A Collaborative Research and Public Outreach Project (2018-19)
Panel Discussions beginning at 5:00 p.m. and 7:00 p.m.
How can the Anthropocene become a concept that activates the way we engage with global change? How can local narratives of the Anthropocene become graspable along the Mississippi River?
The project Mississippi. An Anthropocene River explores the vast but patchy areas of the Mississippi River in their changing spatio-temporal formations, making them legible as a critical zone of habitation and long-term interaction between humans and the environment. From October 2018 to November 2019, interdisciplinary groups of researchers, artists and stakeholders from civil society will investigate the river basin in order to develop local approaches to issues of planetary change, forging new methods of transdisciplinary research and education. At this kickoff symposium, Jeremy Bolen, Bruce Braun, Nicholas Brown, Matthew Fluharty, Brian Holmes, John Kim, Sarah Lewison, Joseph Underhill and Andrew Yang will discuss their perspectives, initiatives, and practices linked to the project.
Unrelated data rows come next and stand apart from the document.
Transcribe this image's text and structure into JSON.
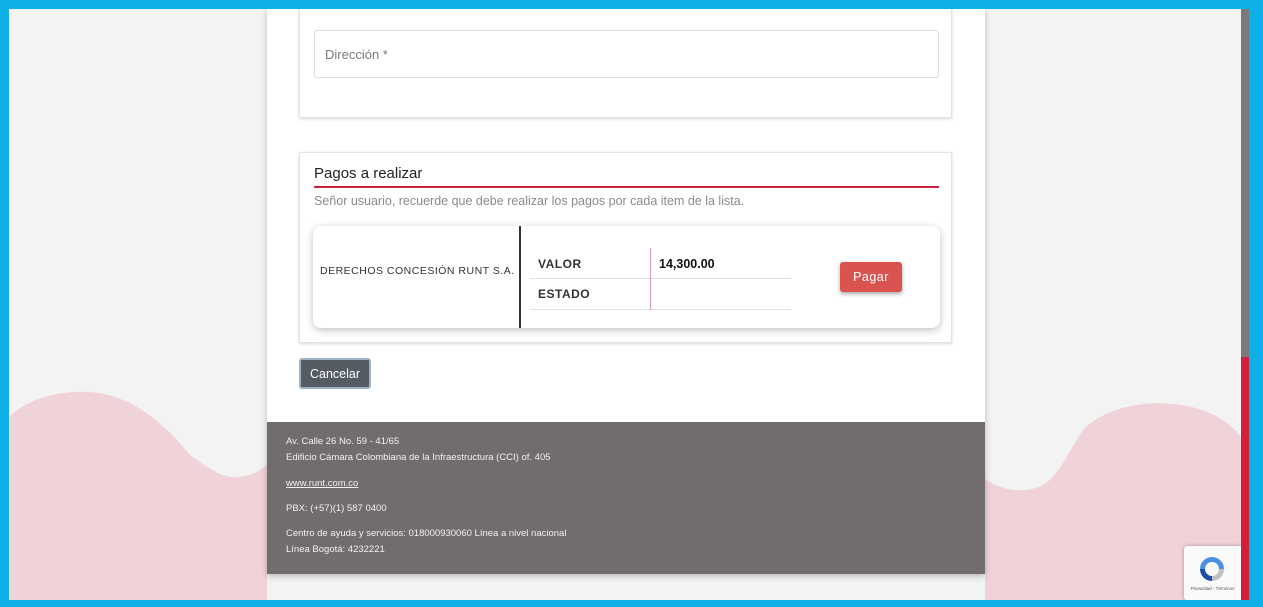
{
  "address": {
    "placeholder": "Dirección *"
  },
  "payments": {
    "title": "Pagos a realizar",
    "note": "Señor usuario, recuerde que debe realizar los pagos por cada item de la lista.",
    "items": [
      {
        "name": "DERECHOS CONCESIÓN RUNT S.A.",
        "value_label": "VALOR",
        "value": "14,300.00",
        "status_label": "ESTADO",
        "status": "",
        "pay_label": "Pagar"
      }
    ]
  },
  "actions": {
    "cancel_label": "Cancelar"
  },
  "footer": {
    "address_line1": "Av. Calle 26 No. 59 - 41/65",
    "address_line2": "Edificio Cámara Colombiana de la Infraestructura (CCI) of. 405",
    "website": "www.runt.com.co",
    "pbx": "PBX: (+57)(1) 587 0400",
    "help_line": "Centro de ayuda y servicios: 018000930060 Línea a nivel nacional",
    "bogota_line": "Línea Bogotá: 4232221"
  },
  "recaptcha": {
    "icon": "recaptcha-icon",
    "text": "Privacidad - Términos"
  },
  "colors": {
    "accent_red": "#c9243f",
    "pay_button": "#d9534f",
    "footer_bg": "#716c6d",
    "frame_blue": "#0fb0e8"
  }
}
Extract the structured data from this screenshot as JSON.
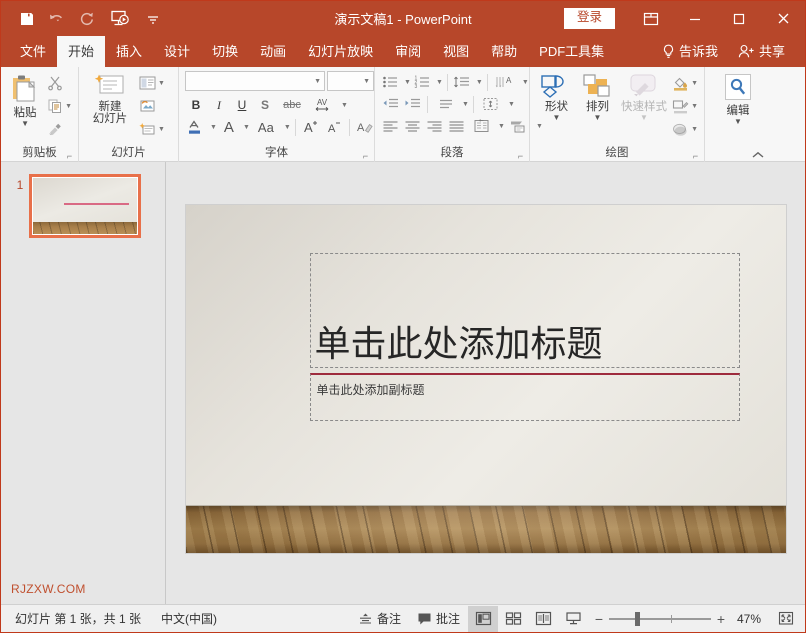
{
  "titlebar": {
    "document_title": "演示文稿1",
    "separator": "-",
    "app_name": "PowerPoint",
    "signin_label": "登录",
    "quick_access": [
      {
        "name": "save-icon",
        "label": "保存"
      },
      {
        "name": "undo-icon",
        "label": "撤消"
      },
      {
        "name": "redo-icon",
        "label": "恢复"
      },
      {
        "name": "start-slideshow-icon",
        "label": "从头开始"
      },
      {
        "name": "customize-qat-icon",
        "label": "自定义快速访问工具栏"
      }
    ],
    "window_controls": [
      {
        "name": "ribbon-display-options-icon",
        "label": "功能区显示选项"
      },
      {
        "name": "minimize-icon",
        "label": "最小化"
      },
      {
        "name": "maximize-icon",
        "label": "最大化"
      },
      {
        "name": "close-icon",
        "label": "关闭"
      }
    ],
    "accent_color": "#b7472a"
  },
  "tabs": {
    "items": [
      {
        "label": "文件",
        "active": false
      },
      {
        "label": "开始",
        "active": true
      },
      {
        "label": "插入",
        "active": false
      },
      {
        "label": "设计",
        "active": false
      },
      {
        "label": "切换",
        "active": false
      },
      {
        "label": "动画",
        "active": false
      },
      {
        "label": "幻灯片放映",
        "active": false
      },
      {
        "label": "审阅",
        "active": false
      },
      {
        "label": "视图",
        "active": false
      },
      {
        "label": "帮助",
        "active": false
      },
      {
        "label": "PDF工具集",
        "active": false
      }
    ],
    "tell_me": "告诉我",
    "share": "共享"
  },
  "ribbon": {
    "groups": [
      {
        "name": "clipboard",
        "label": "剪贴板",
        "paste_label": "粘贴",
        "small_buttons": [
          {
            "label": "剪切",
            "icon": "scissors-icon"
          },
          {
            "label": "复制",
            "icon": "copy-icon"
          },
          {
            "label": "格式刷",
            "icon": "format-painter-icon"
          }
        ]
      },
      {
        "name": "slides",
        "label": "幻灯片",
        "new_slide_label_line1": "新建",
        "new_slide_label_line2": "幻灯片",
        "small_buttons": [
          {
            "label": "版式",
            "icon": "layout-icon"
          },
          {
            "label": "重置",
            "icon": "reset-icon"
          },
          {
            "label": "节",
            "icon": "section-icon"
          }
        ]
      },
      {
        "name": "font",
        "label": "字体",
        "font_name_value": "",
        "font_name_placeholder": "",
        "font_size_value": "",
        "font_size_placeholder": "",
        "buttons": [
          {
            "label": "B",
            "name": "bold-button"
          },
          {
            "label": "I",
            "name": "italic-button"
          },
          {
            "label": "U",
            "name": "underline-button"
          },
          {
            "label": "S",
            "name": "shadow-button"
          },
          {
            "label": "abc",
            "name": "strikethrough-button"
          },
          {
            "label": "AV",
            "name": "character-spacing-button"
          }
        ],
        "row2": [
          {
            "name": "font-color-button",
            "label": "字体颜色"
          },
          {
            "name": "clear-formatting-a-button",
            "label": "A"
          },
          {
            "name": "change-case-button",
            "label": "Aa"
          },
          {
            "name": "increase-font-size-button",
            "label": "A"
          },
          {
            "name": "decrease-font-size-button",
            "label": "A"
          },
          {
            "name": "clear-all-formatting-button",
            "label": "清除所有格式"
          }
        ]
      },
      {
        "name": "paragraph",
        "label": "段落",
        "buttons": [
          {
            "name": "bullets-button",
            "label": "项目符号"
          },
          {
            "name": "numbering-button",
            "label": "编号"
          },
          {
            "name": "line-spacing-button",
            "label": "行距"
          },
          {
            "name": "text-direction-button",
            "label": "文字方向"
          },
          {
            "name": "decrease-indent-button",
            "label": "减少缩进量"
          },
          {
            "name": "increase-indent-button",
            "label": "增加缩进量"
          },
          {
            "name": "paragraph-spacing-button",
            "label": "段落间距"
          },
          {
            "name": "align-text-button",
            "label": "对齐文本"
          },
          {
            "name": "align-left-button",
            "label": "左对齐"
          },
          {
            "name": "align-center-button",
            "label": "居中"
          },
          {
            "name": "align-right-button",
            "label": "右对齐"
          },
          {
            "name": "justify-button",
            "label": "两端对齐"
          },
          {
            "name": "columns-button",
            "label": "分栏"
          },
          {
            "name": "convert-to-smartart-button",
            "label": "转换为SmartArt"
          }
        ]
      },
      {
        "name": "drawing",
        "label": "绘图",
        "shapes_label": "形状",
        "arrange_label": "排列",
        "quick_styles_label": "快速样式",
        "quick_styles_disabled": true,
        "small_buttons": [
          {
            "label": "形状填充",
            "icon": "shape-fill-icon"
          },
          {
            "label": "形状轮廓",
            "icon": "shape-outline-icon"
          },
          {
            "label": "形状效果",
            "icon": "shape-effects-icon"
          }
        ]
      },
      {
        "name": "editing",
        "label": "编辑",
        "edit_label": "编辑"
      }
    ],
    "collapse_label": "折叠功能区"
  },
  "thumbnail_pane": {
    "slides": [
      {
        "number": "1",
        "selected": true
      }
    ],
    "watermark": "RJZXW.COM"
  },
  "slide": {
    "title_placeholder": "单击此处添加标题",
    "subtitle_placeholder": "单击此处添加副标题",
    "accent_line_color": "#9e2b3d"
  },
  "statusbar": {
    "slide_count_text": "幻灯片 第 1 张，共 1 张",
    "language": "中文(中国)",
    "notes_label": "备注",
    "comments_label": "批注",
    "views": [
      {
        "name": "normal-view-button",
        "label": "普通视图",
        "active": true
      },
      {
        "name": "slide-sorter-view-button",
        "label": "幻灯片浏览",
        "active": false
      },
      {
        "name": "reading-view-button",
        "label": "阅读视图",
        "active": false
      },
      {
        "name": "slideshow-view-button",
        "label": "幻灯片放映",
        "active": false
      }
    ],
    "zoom_out": "−",
    "zoom_in": "+",
    "zoom_level": "47%",
    "fit_label": "使幻灯片适应当前窗口"
  }
}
5:00 p.m. | Welcome
5:30 p.m. | Session 1: How can the Anthropocene become a concept that activates the way we engage with planetary change?
With Bruce Braun, Nicholas Brown, Matthew Fluharty, Brian Holmes, Roopali Phadke, and Andrew Yang
7:00 p.m. | Session 2: How can local narratives of the Anthropocene become graspable along the Mississippi River?
With Jeremy Bolen, Ryan Griffis, Sarah Lewison, and Joseph Underhill
8:30 p.m. | Reception
The symposium is a joint collaboration between Haus der Kulturen der Welt, Berlin (HKW), the Max Planck Institute for the History of Science, Berlin (MPIWG), and the Weisman Art Museum (WAM).
Mississippi. An Anthropocene River is developed and organized by HKW and MPIWG in collaboration with numerous international partners. It is a part of the Anthropocene Curriculum (since 2013), an international long-term project for experimental forms of Anthropocene research and education.
The project Mississippi. An Anthropocene River is a part of the “Year of German-American Friendship” initiative in 2018/19. The “Year of German-American Friendship” is a comprehensive and collaborative initiative of the Federal Foreign Office, the Goethe-Institute, and with support of the Federation of German Industries (BDI), highlighting the decades long relationship grounded in common values, interests, and goals.